White poppies. Sometimes something rings a little bell amid the gloom, like a bird singing after a catastrophe, or a light in a raging storm. It's a symbol of peace, first introduced in Britain by the Co-operative Women's Guild in 1936. The notion that hope for peace might live, however, is apparently so outlandish that the symbol is little known and only makes rare appearances, as it did in P.E.I. this Remembrance Day, and always seems to upset someone.
Just days away from crucial midterm elections, WikiLeaks, the whistle-blower website, unveiled the largest classified military leak in history. Almost 400,000 secret Pentagon documents relating to the U.S. invasion and occupation of Iraq were made available online. The documents, in excruciating detail, portray the daily torrent of violence, murder, rape and torture to which Iraqis have been subjected since George W. Bush declared "Mission Accomplished." The WikiLeaks release, dubbed "The Iraq War Logs," has been topping the headlines in Europe. But in the U.S., it barely warranted a mention on the agenda-setting Sunday talk shows.
John le Carré, the former British spy turned spy novelist, has some grave words for Tony Blair. More than seven years after the invasion of Iraq, the former British prime minister, now out of office and touring the world pushing his political memoir, is encountering serious protests at his book signings.

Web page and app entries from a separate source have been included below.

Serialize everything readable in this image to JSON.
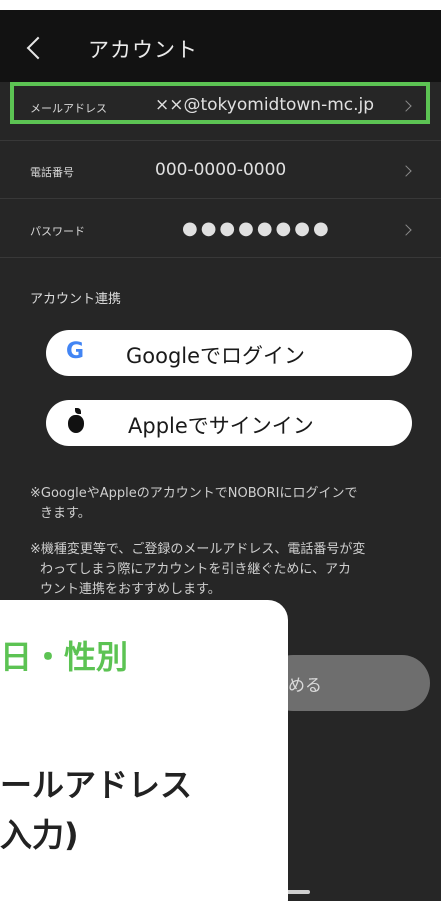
{
  "header": {
    "title": "アカウント"
  },
  "rows": [
    {
      "label": "メールアドレス",
      "value": "××@tokyomidtown-mc.jp"
    },
    {
      "label": "電話番号",
      "value": "000-0000-0000"
    },
    {
      "label": "パスワード",
      "value": "●●●●●●●●"
    }
  ],
  "section": {
    "label": "アカウント連携"
  },
  "buttons": {
    "google": "Googleでログイン",
    "apple": "Appleでサインイン",
    "cancel": "やめる"
  },
  "notes": {
    "note1_line1": "※GoogleやAppleのアカウントでNOBORIにログインで",
    "note1_line2": "きます。",
    "note2_line1": "※機種変更等で、ご登録のメールアドレス、電話番号が変",
    "note2_line2": "わってしまう際にアカウントを引き継ぐために、アカ",
    "note2_line3": "ウント連携をおすすめします。"
  },
  "overlay": {
    "line1": "日・性別",
    "line2": "ールアドレス",
    "line3": "入力)"
  },
  "colors": {
    "accent": "#5cc353",
    "background": "#262626",
    "header": "#121212"
  }
}
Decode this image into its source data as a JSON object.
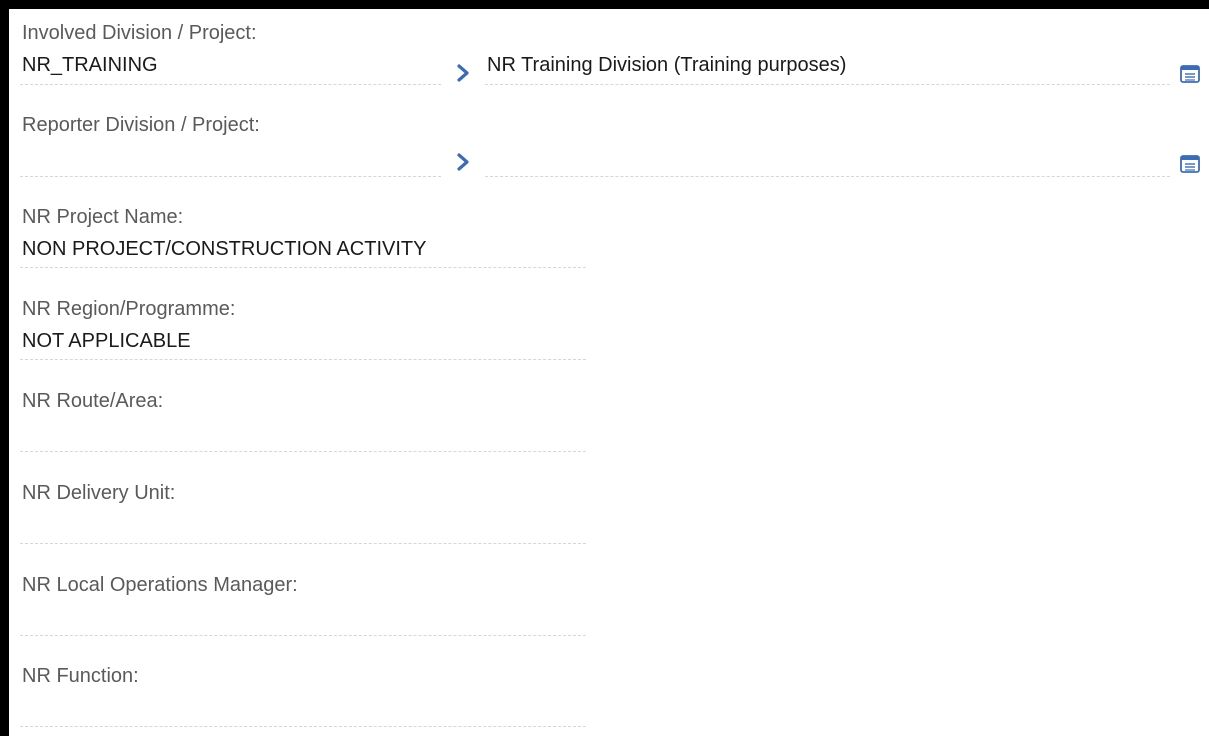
{
  "form": {
    "involved": {
      "label": "Involved Division / Project:",
      "code": "NR_TRAINING",
      "description": "NR Training Division (Training purposes)"
    },
    "reporter": {
      "label": "Reporter Division / Project:",
      "code": "",
      "description": ""
    },
    "project_name": {
      "label": "NR Project Name:",
      "value": "NON PROJECT/CONSTRUCTION ACTIVITY"
    },
    "region": {
      "label": "NR Region/Programme:",
      "value": "NOT APPLICABLE"
    },
    "route": {
      "label": "NR Route/Area:",
      "value": ""
    },
    "delivery_unit": {
      "label": "NR Delivery Unit:",
      "value": ""
    },
    "local_ops_manager": {
      "label": "NR Local Operations Manager:",
      "value": ""
    },
    "function": {
      "label": "NR Function:",
      "value": ""
    }
  },
  "icons": {
    "chevron": "chevron-right-icon",
    "lookup": "list-lookup-icon"
  },
  "colors": {
    "accent": "#3d6cb3",
    "label": "#5a5a5a",
    "value": "#1a1a1a",
    "divider": "#d6d6d6"
  }
}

"I can't understand that Blair has an afterlife at all. It seems to me that any politician who takes his country to war under false pretenses has committed the ultimate sin," he told me when I sat down with le Carré recently in London. "We've caused irreparable damage in the Middle East. I think we shall pay for it for a long time."

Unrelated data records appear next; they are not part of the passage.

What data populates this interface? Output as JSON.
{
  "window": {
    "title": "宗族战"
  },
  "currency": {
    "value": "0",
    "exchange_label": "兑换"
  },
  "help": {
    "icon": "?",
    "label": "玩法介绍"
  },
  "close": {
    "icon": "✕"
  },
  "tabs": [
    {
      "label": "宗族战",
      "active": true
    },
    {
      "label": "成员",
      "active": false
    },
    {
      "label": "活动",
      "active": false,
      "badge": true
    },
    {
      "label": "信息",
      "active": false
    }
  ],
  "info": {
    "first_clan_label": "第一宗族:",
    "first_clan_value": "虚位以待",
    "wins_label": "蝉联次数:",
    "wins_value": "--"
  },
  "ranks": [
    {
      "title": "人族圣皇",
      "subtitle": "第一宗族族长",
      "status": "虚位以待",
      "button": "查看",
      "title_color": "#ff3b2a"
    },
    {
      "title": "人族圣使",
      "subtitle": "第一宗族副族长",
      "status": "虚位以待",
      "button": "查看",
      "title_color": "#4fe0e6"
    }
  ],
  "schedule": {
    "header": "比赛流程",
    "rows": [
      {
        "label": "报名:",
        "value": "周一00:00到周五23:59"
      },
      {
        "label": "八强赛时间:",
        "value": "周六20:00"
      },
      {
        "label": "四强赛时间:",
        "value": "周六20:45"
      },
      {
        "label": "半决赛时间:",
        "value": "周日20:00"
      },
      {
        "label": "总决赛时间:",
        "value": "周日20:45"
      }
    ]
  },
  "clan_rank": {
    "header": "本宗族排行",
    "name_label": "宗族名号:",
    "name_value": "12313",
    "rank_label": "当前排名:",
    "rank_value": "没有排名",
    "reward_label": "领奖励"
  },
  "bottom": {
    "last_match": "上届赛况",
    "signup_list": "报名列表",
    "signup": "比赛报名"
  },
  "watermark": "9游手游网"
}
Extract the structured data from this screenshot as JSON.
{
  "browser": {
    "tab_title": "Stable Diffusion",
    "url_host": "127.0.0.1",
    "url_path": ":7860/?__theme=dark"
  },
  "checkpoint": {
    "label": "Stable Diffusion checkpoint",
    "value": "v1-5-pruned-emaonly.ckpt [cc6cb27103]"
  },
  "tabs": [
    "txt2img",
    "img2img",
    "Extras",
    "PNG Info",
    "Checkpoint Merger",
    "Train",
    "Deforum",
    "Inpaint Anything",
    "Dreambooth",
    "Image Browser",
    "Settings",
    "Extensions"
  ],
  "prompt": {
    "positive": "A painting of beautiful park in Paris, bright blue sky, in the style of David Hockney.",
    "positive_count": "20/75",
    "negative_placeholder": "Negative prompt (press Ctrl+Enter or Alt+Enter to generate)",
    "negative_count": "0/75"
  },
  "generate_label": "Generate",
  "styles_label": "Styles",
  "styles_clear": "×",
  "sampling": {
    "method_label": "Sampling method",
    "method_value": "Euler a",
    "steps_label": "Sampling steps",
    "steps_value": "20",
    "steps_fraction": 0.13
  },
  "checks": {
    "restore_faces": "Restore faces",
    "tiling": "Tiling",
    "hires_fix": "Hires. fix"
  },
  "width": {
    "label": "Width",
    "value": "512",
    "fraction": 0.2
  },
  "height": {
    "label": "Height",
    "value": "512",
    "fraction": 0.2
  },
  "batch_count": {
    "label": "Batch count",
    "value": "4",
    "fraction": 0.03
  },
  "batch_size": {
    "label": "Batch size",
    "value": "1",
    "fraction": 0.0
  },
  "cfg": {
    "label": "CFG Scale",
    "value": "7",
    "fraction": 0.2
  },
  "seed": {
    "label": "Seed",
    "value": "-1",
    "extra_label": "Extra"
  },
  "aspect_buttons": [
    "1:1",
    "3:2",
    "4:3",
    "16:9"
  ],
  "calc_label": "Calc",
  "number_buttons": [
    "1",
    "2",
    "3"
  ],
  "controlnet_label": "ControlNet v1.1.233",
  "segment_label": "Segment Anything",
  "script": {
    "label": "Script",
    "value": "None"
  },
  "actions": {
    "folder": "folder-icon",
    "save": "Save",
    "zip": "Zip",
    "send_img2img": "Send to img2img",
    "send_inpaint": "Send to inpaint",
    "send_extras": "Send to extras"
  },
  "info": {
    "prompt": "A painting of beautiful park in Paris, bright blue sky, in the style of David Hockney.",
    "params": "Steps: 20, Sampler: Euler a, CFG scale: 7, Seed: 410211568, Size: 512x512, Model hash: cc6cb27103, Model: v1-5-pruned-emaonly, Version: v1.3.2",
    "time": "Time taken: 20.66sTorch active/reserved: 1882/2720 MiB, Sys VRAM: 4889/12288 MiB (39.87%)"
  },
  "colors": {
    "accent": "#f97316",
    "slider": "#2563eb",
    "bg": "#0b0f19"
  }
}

Combat operations in Iraq are over, if you believe President Barack Obama's rhetoric. But torture in Iraq's prisons, first exposed during the Abu Ghraib scandal, is thriving, increasingly distant from any scrutiny or accountability. After arresting tens of thousands of Iraqis, often without charge, and holding many for years without trial, the United States has handed over control of Iraqi prisons, and 10,000 prisoners, to the Iraqi government. Meet the new boss, same as the old boss.
Related rabble.ca story:

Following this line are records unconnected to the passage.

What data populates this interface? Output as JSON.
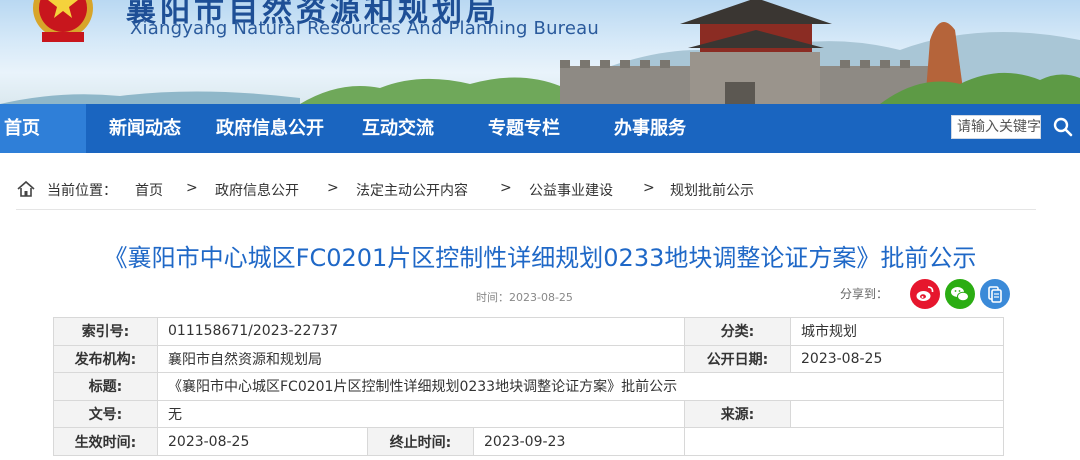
{
  "site": {
    "title_cn": "襄阳市自然资源和规划局",
    "title_en": "Xiangyang Natural Resources And Planning Bureau"
  },
  "nav": {
    "items": [
      {
        "label": "首页",
        "active": true
      },
      {
        "label": "新闻动态"
      },
      {
        "label": "政府信息公开"
      },
      {
        "label": "互动交流"
      },
      {
        "label": "专题专栏"
      },
      {
        "label": "办事服务"
      }
    ],
    "search_placeholder": "请输入关键字",
    "search_icon": "search-icon"
  },
  "breadcrumb": {
    "prefix": "当前位置：",
    "items": [
      "首页",
      "政府信息公开",
      "法定主动公开内容",
      "公益事业建设",
      "规划批前公示"
    ],
    "separator": ">"
  },
  "article": {
    "title": "《襄阳市中心城区FC0201片区控制性详细规划0233地块调整论证方案》批前公示",
    "time_label": "时间：2023-08-25",
    "share_label": "分享到：",
    "share_icons": [
      "weibo-icon",
      "wechat-icon",
      "copy-icon"
    ]
  },
  "info": {
    "index_label": "索引号:",
    "index_value": "011158671/2023-22737",
    "category_label": "分类:",
    "category_value": "城市规划",
    "publisher_label": "发布机构:",
    "publisher_value": "襄阳市自然资源和规划局",
    "pubdate_label": "公开日期:",
    "pubdate_value": "2023-08-25",
    "subject_label": "标题:",
    "subject_value": "《襄阳市中心城区FC0201片区控制性详细规划0233地块调整论证方案》批前公示",
    "docno_label": "文号:",
    "docno_value": "无",
    "source_label": "来源:",
    "source_value": "",
    "effective_label": "生效时间:",
    "effective_value": "2023-08-25",
    "expire_label": "终止时间:",
    "expire_value": "2023-09-23"
  },
  "colors": {
    "nav_bg": "#1a65c0",
    "title_blue": "#1f68c7",
    "weibo": "#e6162d",
    "wechat": "#2bad13",
    "copy": "#3b8ad8"
  }
}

The ninth anniversary of the September 11 attacks on the United States should serve as a moment to reflect on tolerance. It should be a day of peace. Yet the rising anti-Muslim fervour here, together with the continuing U.S. military occupation of Iraq and the escalating war in Afghanistan (and Pakistan), all fuel the belief that the U.S. really is at war with Islam.
September 11, 2001, united the world against terrorism. Everyone, it seemed, was with the United States, standing in solidarity with the victims, with the families who lost loved ones. The day will be remembered for generations to come, for the notorious act of coordinated mass murder. But that was not the first Sept. 11 to be associated with terror:
U.S. war resister Jeremy Hinzman has won the right to appeal his deportation order, setting the stage for a new immigration review process for all those Iraq- and Afghanistan-assigned American soldiers who came to Canada as conscientious objectors.
The Federal Court of Appeals ruled in a unanimous three-judge decision on July 6 that the immigration officer in charge of Hinzman's refugee case in 2008 was in error to deny his application for permanent residence status because she didn't take into account his pacifist religious beliefs.
WAR RESISTERS SUPPORT CAMPAIGN
For Immediate Release
Tuesday, July 6, 2010
Jeremy Hinzman, Nga Nguyen and their son Liam.
TORONTO-This afternoon the Federal Court of Appeal issued its unanimous judgment that an immigration officer's decision rejecting Jeremy Hinzman's application for permanent residence in Canada was "significantly flawed" and "unreasonable."